* [INSTRUCTIONS FOR THE TASK]
If a line in the records below contains "حریم", copy that line.
* * * * *
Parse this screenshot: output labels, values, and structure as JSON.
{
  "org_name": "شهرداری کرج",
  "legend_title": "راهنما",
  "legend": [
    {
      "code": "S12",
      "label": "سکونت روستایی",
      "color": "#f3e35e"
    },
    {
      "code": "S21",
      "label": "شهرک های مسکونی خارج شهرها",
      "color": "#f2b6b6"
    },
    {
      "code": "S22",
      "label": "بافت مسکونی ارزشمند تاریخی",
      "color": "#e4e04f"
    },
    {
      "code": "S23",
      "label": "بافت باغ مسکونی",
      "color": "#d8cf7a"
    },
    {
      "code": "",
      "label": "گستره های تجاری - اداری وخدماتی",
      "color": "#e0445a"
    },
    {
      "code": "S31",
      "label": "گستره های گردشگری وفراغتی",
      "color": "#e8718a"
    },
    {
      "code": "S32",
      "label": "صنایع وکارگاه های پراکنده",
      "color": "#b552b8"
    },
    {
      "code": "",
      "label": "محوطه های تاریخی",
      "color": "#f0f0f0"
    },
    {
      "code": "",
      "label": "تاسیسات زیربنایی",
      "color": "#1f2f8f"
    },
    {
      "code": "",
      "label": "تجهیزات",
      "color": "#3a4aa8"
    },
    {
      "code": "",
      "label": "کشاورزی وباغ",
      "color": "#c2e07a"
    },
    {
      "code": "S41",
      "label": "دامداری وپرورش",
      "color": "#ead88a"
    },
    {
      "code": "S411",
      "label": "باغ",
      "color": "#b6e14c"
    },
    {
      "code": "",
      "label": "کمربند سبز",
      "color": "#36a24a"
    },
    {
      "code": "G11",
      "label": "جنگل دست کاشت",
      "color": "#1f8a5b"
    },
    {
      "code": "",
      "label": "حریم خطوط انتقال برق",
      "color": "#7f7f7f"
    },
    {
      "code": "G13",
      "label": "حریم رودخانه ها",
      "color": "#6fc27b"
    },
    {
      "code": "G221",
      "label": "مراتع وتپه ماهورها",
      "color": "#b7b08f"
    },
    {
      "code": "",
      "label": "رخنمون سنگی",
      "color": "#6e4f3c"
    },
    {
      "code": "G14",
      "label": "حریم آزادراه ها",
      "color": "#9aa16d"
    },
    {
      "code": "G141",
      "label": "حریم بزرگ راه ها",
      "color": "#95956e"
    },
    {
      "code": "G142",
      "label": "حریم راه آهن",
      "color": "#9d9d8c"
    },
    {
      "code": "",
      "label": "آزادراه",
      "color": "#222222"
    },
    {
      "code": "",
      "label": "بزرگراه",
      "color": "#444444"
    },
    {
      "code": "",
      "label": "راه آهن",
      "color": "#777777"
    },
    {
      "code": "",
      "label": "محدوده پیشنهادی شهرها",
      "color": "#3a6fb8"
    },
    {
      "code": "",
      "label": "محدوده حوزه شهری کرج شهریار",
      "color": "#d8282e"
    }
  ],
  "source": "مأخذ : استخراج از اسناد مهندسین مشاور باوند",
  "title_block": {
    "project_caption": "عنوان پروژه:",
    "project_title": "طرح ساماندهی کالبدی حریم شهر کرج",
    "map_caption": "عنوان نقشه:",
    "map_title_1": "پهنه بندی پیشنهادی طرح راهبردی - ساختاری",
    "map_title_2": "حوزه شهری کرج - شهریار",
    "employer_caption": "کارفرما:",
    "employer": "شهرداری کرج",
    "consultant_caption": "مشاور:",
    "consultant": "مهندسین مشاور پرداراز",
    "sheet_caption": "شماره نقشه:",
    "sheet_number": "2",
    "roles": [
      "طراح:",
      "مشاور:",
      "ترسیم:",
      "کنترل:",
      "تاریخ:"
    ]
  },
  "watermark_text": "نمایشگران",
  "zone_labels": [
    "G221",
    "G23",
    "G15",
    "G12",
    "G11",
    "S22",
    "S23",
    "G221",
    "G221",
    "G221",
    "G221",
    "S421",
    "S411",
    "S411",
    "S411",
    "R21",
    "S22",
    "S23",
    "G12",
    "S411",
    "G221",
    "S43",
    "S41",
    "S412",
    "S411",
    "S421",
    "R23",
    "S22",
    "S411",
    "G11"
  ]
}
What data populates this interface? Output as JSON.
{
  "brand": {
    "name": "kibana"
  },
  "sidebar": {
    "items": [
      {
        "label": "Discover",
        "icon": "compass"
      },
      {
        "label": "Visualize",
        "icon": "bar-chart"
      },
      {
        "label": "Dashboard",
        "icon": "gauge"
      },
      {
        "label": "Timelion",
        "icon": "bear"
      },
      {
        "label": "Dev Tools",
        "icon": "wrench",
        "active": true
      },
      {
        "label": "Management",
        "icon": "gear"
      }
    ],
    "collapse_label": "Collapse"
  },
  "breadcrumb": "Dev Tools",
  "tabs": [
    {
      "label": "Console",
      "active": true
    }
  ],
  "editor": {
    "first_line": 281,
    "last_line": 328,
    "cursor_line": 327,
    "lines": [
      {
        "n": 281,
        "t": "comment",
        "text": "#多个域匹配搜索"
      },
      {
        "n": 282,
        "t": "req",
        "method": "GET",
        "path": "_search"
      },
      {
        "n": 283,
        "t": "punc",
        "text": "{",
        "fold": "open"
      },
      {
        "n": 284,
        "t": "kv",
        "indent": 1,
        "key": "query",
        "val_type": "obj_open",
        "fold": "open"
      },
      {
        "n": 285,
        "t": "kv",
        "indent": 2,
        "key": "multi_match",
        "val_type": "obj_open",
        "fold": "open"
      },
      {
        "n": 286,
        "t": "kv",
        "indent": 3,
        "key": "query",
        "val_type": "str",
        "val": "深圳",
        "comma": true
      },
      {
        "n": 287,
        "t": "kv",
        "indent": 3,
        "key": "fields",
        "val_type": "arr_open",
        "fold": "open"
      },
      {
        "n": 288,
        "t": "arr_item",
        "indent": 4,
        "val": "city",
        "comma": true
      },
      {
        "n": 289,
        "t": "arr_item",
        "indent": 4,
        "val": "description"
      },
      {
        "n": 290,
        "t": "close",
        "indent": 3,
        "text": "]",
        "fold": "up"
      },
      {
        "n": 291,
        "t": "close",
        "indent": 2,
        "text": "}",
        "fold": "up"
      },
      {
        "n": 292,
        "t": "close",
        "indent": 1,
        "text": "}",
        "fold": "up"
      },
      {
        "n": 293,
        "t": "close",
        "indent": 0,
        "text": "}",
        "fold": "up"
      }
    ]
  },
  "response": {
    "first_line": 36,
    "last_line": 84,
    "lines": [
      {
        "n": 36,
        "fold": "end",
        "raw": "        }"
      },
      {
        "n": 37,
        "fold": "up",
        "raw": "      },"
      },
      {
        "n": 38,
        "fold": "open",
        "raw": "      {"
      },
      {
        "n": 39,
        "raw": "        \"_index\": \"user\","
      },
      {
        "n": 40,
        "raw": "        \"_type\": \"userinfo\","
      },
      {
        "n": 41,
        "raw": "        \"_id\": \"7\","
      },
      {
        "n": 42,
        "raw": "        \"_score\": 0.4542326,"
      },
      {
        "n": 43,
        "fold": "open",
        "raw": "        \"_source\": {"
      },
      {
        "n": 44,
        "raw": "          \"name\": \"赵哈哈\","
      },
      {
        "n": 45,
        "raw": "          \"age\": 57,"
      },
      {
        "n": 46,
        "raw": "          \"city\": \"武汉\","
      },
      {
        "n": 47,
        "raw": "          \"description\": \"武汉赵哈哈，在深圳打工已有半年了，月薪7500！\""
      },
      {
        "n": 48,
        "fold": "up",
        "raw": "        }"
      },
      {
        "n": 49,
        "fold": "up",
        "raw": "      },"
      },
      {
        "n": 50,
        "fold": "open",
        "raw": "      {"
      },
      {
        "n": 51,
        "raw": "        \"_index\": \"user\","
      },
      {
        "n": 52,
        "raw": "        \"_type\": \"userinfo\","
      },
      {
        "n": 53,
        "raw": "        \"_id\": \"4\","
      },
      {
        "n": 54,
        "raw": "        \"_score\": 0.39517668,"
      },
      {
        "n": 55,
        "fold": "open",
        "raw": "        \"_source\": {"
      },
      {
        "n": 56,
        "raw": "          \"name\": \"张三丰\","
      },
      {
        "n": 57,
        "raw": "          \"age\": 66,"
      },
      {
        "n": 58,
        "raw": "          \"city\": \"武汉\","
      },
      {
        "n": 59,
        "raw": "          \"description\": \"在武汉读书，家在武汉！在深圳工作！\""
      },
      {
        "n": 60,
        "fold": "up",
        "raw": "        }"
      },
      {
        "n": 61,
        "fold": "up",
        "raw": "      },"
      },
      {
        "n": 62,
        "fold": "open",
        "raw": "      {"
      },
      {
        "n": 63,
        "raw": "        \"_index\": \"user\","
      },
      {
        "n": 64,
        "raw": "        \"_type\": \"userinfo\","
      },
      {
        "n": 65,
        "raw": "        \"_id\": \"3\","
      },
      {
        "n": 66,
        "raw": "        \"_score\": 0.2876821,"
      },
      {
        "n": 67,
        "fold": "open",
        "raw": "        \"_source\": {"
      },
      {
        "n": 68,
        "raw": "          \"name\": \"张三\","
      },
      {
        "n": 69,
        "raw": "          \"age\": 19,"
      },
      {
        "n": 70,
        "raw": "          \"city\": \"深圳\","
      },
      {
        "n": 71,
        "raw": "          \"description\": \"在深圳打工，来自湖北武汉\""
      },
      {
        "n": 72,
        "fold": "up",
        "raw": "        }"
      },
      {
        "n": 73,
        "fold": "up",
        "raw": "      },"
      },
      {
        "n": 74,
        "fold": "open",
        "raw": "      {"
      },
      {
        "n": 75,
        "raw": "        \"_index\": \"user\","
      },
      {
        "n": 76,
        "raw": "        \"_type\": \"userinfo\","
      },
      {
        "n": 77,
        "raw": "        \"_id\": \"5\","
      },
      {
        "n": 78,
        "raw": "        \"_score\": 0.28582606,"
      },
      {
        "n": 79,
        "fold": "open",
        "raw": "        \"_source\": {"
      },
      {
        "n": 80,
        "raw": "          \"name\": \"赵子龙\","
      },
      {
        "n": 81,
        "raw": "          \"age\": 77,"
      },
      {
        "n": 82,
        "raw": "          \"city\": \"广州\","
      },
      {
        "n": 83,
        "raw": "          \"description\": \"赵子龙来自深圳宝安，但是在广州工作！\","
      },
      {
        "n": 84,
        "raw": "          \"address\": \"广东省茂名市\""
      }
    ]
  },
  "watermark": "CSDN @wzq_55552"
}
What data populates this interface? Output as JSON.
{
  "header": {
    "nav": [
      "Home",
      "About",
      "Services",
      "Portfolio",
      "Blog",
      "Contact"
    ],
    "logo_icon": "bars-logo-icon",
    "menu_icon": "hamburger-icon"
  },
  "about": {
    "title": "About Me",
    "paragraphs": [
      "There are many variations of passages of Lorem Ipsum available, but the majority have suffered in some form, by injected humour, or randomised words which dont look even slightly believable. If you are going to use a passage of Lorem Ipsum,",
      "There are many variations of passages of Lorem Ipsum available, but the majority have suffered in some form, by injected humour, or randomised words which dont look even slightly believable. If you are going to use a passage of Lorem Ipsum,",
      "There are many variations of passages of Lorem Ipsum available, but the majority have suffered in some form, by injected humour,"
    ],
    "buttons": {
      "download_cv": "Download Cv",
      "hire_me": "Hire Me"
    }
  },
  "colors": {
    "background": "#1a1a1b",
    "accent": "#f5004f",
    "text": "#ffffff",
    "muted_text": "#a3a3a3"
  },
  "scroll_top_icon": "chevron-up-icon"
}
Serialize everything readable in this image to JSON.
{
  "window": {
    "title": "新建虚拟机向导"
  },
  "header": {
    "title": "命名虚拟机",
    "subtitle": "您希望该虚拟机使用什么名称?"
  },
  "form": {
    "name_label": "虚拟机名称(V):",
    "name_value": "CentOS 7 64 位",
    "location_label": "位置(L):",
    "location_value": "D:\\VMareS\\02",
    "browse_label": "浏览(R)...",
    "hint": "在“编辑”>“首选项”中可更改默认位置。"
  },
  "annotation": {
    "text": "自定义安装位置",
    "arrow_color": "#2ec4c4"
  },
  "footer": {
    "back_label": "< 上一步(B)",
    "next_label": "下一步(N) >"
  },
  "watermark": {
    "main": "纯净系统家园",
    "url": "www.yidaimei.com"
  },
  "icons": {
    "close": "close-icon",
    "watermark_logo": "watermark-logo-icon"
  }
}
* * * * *
* [RESULT FOR THIS EXERCISE]
      "label": "حریم خطوط انتقال برق",
      "label": "حریم رودخانه ها",
      "label": "حریم آزادراه ها",
      "label": "حریم بزرگ راه ها",
      "label": "حریم راه آهن",
    "project_title": "طرح ساماندهی کالبدی حریم شهر کرج",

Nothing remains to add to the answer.